“It was very much about how we should deal with the growing concern in our electorates of the effects of the European projects, more specifically the euro project, and there is a very, very strong commitment and determination to take steps forward,” he said.
The ministers’ approach appears to clash with calls from the chairman of European Union leaders, Donald Tusk, to put further EU integration on hold for now as plans for tighter cooperation only fuelled eurosceptic sentiment in Europe.
Tusk, who will chair a summit of EU leaders at the end of June, just days after the British vote, said on May 30 that “obsessed with the idea of instant and total integration, we failed to notice that ordinary people, the citizens of Europe, do not share our Euro-enthusiasm.”
But Dijsselbloem said the atmosphere among the euro zone ministers was different, even if the next integration steps won’t be dramatic.
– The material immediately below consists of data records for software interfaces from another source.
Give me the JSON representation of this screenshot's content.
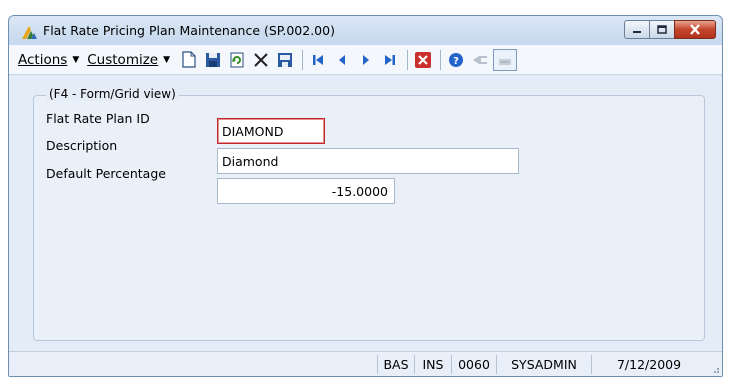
{
  "window": {
    "title": "Flat Rate Pricing Plan Maintenance (SP.002.00)"
  },
  "menu": {
    "actions_label": "Actions",
    "customize_label": "Customize"
  },
  "toolbar": {
    "icons": [
      "new-icon",
      "save-icon",
      "refresh-icon",
      "delete-icon",
      "save-all-icon",
      "first-record-icon",
      "previous-record-icon",
      "next-record-icon",
      "last-record-icon",
      "close-form-icon",
      "help-icon",
      "customize-icon",
      "grid-view-icon"
    ]
  },
  "form": {
    "group_label": "(F4 - Form/Grid view)",
    "plan_id_label": "Flat Rate Plan ID",
    "plan_id_value": "DIAMOND",
    "description_label": "Description",
    "description_value": "Diamond",
    "default_percentage_label": "Default Percentage",
    "default_percentage_value": "-15.0000"
  },
  "status": {
    "mode": "BAS",
    "insert": "INS",
    "company": "0060",
    "user": "SYSADMIN",
    "date": "7/12/2009"
  },
  "colors": {
    "focus_border": "#c0282d",
    "close_button": "#c4452c",
    "title_gradient_top": "#dbe7f5"
  }
}
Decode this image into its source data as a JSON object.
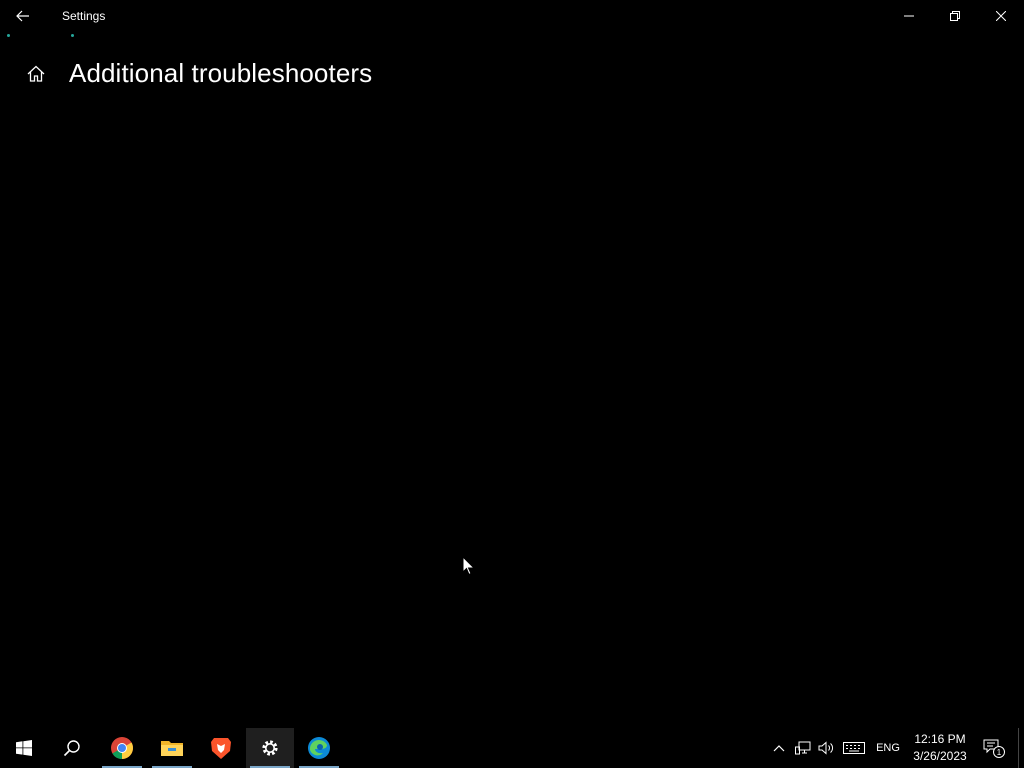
{
  "window": {
    "title": "Settings",
    "controls": {
      "minimize": "minimize",
      "maximize": "restore",
      "close": "close"
    }
  },
  "page": {
    "title": "Additional troubleshooters"
  },
  "taskbar": {
    "apps": [
      {
        "name": "start-icon",
        "active": false
      },
      {
        "name": "search-icon",
        "active": false
      },
      {
        "name": "chrome-icon",
        "active": false,
        "running": true
      },
      {
        "name": "file-explorer-icon",
        "active": false,
        "running": true
      },
      {
        "name": "brave-icon",
        "active": false
      },
      {
        "name": "settings-icon",
        "active": true,
        "running": true
      },
      {
        "name": "edge-icon",
        "active": false,
        "running": true
      }
    ],
    "tray": {
      "language": "ENG",
      "time": "12:16 PM",
      "date": "3/26/2023",
      "notification_count": "1"
    }
  },
  "colors": {
    "background": "#000000",
    "accent_loading": "#26a69a",
    "active_taskbar": "#1f1f1f",
    "running_underline": "#7aa6c8"
  }
}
“In the current political climate they won’t be historic, dramatic steps forward but they will be steps forward, inevitable, unquestionable. We will take the project further, we will deepen our cooperation, make it stronger to deliver what people want from us, which is basically security in economic terms or otherwise,” Dijsselbloem said.
He did not clarify which projects would have to be accelerated, but noted more work needed to be done on fiscal and banking rules.
He and other ministers avoided any direct comment on Brexit and condemned the murder of British lawmaker Jo Cox on Thursday, who was killed while campaigning for Britain to remain in the 28-nation bloc. The ministers observed a minute of silence during their meeting after the news of the murder.